Until then,

we search

and we seek

and we long for the answer to the unsolved questions in our hearts and lives.

And maybe, just maybe, I’m not doing so badly, after all. Maybe I’m not the world’s worst Sabbaticalizer! Maybe I haven’t failed in this season, but rather, succeeded quite wonderfully, by learning a new level of patience (aka ‘long-suffering’) with living within the questions, and learning to enjoy life even with all the question marks that still remain.

Maybe I’m also starting to come to a sliver of understanding of Grace. A grace that comes from the Heart of Heaven, quietly settling into my own heart, like a gift with my name on it, given just for me. A grace that is giving me freedom to be the Fumbling-and-Failing-at-Sabbaticalizing-Alison. A grace that gives room for questions, and doesn’t have to have all the answers. A grace that opposes the Almighty-Know-it-All, and draws intimately close to the Humble-Fumbler. This Grace doesn’t condemn me for my questions, but celebrates the fact that I’m failing forward, with a heart set on holding the right Hand, instead of “getting every detail right” and “staying perfectly on track.” I mean, who wants to “stay on track” when you could roam mountains hand-in-hand with The Great Lover of Adventure himself, the Man Christ Jesus?

This could describe me as I venture into this new season with Jesus:

“She followed slowly, taking a long time,
As though there were some obstacles in the way;
And yet: as though, once it was overcome,
She would be beyond all walking, and would fly.”
– Rainer Maria Rilke
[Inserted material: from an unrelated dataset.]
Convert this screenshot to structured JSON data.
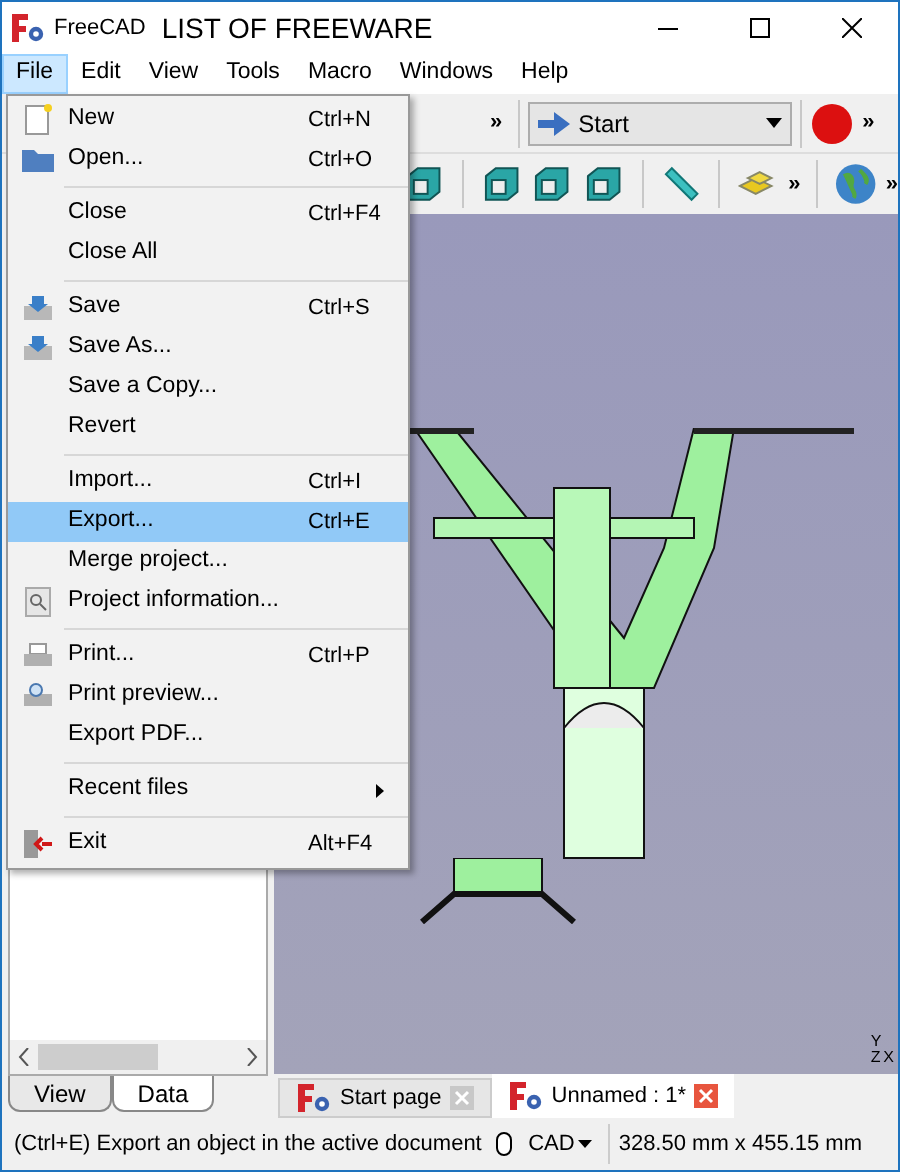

Maybe the fumbling and flailing arms that have characterized my sabbatical, will give birth to wings and I’ll begin to fly.

Perhaps. Perhaps.